5th Form- Verse, Verse, Bridge, Verse
Is a great form for bending and shaping but still satisfying the listener at worst time of day possible (drive time). Known at the old “A A B A” form, it is very malleable. The bridge can conveniently pass as a chorus which doubles the “ear appeal”. “American Honey” does that. It mixes 3rd and 5th Forms; adds a 4th verse and a Bridge/Middle 8. “A Little More Country Than That” adds an intro verse and “That’s How Country Boys Roll” adds a tag with new information right at the end. Josh Turner just rolls on past the end of the second verse of “Why Don’t We Just Dance” to go “down the hall maybe straight up the stairs, bouncing off the wall floatin’ on air” and resolves into the title one more time. Good stuff!
If you embrace the anomalies there were 6 uses of the 5th form.
6th Form- The sixth form, or rondeau, or rondo I cover in my book “Murphy’s Laws of Songwriting.” Although it seldom occurs at number one. It is used a lot in dance music, western swing and bluegrass music. Perfect rondeau/6th form is chorus, verse, chorus, musical break, bridge/middle eight, chorus etc. The one only to get to the top in a while was “Good Morning Beautiful” in 2002. Well, in 2010, The Band Perry took this lovely old form, tugged at it, added a few bits and rode it all the way to #1.

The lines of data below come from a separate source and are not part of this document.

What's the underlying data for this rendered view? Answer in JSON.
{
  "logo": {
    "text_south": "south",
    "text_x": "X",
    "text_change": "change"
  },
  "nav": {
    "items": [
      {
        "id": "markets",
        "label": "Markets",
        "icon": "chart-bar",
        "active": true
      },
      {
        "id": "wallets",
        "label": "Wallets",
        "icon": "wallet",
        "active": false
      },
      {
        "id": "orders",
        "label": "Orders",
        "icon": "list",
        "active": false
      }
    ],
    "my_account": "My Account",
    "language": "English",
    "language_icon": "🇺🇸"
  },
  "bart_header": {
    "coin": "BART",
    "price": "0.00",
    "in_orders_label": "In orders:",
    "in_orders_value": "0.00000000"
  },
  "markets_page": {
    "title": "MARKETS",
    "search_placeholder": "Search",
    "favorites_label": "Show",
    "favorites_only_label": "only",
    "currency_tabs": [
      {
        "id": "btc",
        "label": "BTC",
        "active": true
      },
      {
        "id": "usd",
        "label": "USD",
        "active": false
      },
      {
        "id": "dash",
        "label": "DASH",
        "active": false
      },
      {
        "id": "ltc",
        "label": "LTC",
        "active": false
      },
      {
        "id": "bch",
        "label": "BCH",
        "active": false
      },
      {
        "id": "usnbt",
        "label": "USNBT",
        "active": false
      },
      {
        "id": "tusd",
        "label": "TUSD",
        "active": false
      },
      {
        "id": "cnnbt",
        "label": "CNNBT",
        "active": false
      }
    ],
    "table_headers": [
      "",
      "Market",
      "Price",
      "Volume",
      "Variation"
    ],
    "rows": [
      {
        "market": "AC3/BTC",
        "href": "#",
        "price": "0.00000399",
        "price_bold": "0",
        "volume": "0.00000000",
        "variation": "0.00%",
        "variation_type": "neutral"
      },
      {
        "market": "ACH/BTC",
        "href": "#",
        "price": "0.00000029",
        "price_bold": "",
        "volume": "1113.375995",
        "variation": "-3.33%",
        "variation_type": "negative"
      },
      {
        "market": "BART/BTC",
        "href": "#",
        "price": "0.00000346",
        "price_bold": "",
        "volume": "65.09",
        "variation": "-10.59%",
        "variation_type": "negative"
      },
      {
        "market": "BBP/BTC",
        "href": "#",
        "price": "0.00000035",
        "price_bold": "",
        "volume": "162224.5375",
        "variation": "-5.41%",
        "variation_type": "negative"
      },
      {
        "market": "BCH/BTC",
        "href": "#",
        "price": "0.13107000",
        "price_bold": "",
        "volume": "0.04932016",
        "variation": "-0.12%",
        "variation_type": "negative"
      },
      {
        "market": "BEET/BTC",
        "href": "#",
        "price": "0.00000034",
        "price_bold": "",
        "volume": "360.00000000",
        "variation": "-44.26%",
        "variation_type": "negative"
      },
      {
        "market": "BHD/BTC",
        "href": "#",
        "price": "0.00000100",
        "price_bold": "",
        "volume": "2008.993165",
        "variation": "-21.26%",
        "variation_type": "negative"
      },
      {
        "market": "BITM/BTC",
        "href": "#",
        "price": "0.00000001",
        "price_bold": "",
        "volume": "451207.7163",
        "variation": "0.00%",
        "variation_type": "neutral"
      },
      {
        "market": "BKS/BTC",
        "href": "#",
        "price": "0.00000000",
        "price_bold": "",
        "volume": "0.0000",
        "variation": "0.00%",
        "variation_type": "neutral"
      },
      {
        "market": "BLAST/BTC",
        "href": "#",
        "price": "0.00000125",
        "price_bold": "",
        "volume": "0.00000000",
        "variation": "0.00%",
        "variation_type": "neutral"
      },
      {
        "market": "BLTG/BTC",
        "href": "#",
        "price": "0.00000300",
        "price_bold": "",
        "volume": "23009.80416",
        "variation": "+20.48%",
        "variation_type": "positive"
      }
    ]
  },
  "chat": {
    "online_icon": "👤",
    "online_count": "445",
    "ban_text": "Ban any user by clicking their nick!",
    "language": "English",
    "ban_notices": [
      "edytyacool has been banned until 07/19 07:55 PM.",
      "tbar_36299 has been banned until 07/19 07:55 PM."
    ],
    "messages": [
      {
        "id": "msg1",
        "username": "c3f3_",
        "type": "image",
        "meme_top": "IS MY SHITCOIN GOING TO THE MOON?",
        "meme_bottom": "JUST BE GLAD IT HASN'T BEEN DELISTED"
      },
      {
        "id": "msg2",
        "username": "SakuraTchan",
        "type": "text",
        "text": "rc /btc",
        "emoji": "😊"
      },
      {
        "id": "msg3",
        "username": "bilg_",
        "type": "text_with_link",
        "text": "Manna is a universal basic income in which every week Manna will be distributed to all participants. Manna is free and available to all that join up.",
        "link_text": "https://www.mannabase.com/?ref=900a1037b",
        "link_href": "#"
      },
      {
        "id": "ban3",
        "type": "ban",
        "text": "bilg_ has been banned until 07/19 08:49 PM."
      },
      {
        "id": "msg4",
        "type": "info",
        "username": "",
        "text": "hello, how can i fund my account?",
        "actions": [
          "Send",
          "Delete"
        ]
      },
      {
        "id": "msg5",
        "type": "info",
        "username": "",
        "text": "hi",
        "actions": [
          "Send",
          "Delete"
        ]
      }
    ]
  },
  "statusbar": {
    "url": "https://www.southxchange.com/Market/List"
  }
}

Unlike most #1 pop songs, country records generally manage fewer repetitions of title. There were only four country songs that had 10 or more repetitions. The bulk, 19 or almost 2/3rds had from 6-9 uses of the title. The honor of the song with the least uses was The Band Perry with 3, and taking the prize for the most repetitions of title was “Lover Lover” with 14 followed by “All About Tonight” with 11 and “Free” Zac Brown and “Gimme That Girl” Joe Nichols with 10. It is interesting to note 3 of those 4 songs with many repetitions hit #1 in the “dog days” of August so maybe we as listeners need to be hit over the head with the title a little more in hot weather! All the rest were in the 3-9 uses of the title.
Unlike pop, country songs require multiple radio plays over many weeks to climb to #1, so repetition is necessary as it is what engages the listener. But repetition can get wearing over the months necessary for a country record to get to #1 and actually turn the listeners off.
All of the above were all over country radio in 2010. From an “inflatable pool full of Dad’s hot air” to rain “until the map turns blue” (“Water”) to “rain makes corn, corn makes whisky, whisky makes my baby feel a little frisky,” humor was a big part of 2010 #1s. The irony of Zac Brown “falling in love as she’s walking away” was not lost on anyone and Billy Currington’s “Pretty good at drinking beer” was a prime example of detail as he “wasn’t born for digging deep holes,” “paving long roads”, or climbing “high line poles” and “Southern Voice” took detail to the extreme by having at least two dozen specific references to all things “Southern”.
Conversation seemed to dominate this year, (18 #1s). With Reba starting off the year with “Consider Me Gone” where she dressed down her significant other, Jason Aldean begging his former mate to don’t tell “The Truth”; Zac Brown telling his son all about that “Highway 20 Ride”; Lady A talking about “Our Kind Of Love,” there were so many wonderful conversational songs.
Some examples cornering the story market were songs like “Temporary Home” Carrie Underwood, “Boys of Fall” Kenny Chesney and “Anything Like Me” Brad Paisley.
If you are a writer and you are given the chance to only pitch a couple of songs to a producer or A&R person or an artist, or you are a publisher in a similar situation what songs should you choose to play?
Well, first of all, follow your heart but you might think twice about pitching a waltz!!
Other than that, as long as the intro isn’t outrageously long, the song isn’t over 5 minutes, gets to the first use of the title in 60 seconds, has humor, irony or detail, is consistent with the image of artist you are aiming it at and invites the listener in quickly, have at it! May you be one of the lucky 15% of the 200+ records released this year that gets to go to the #1 Party!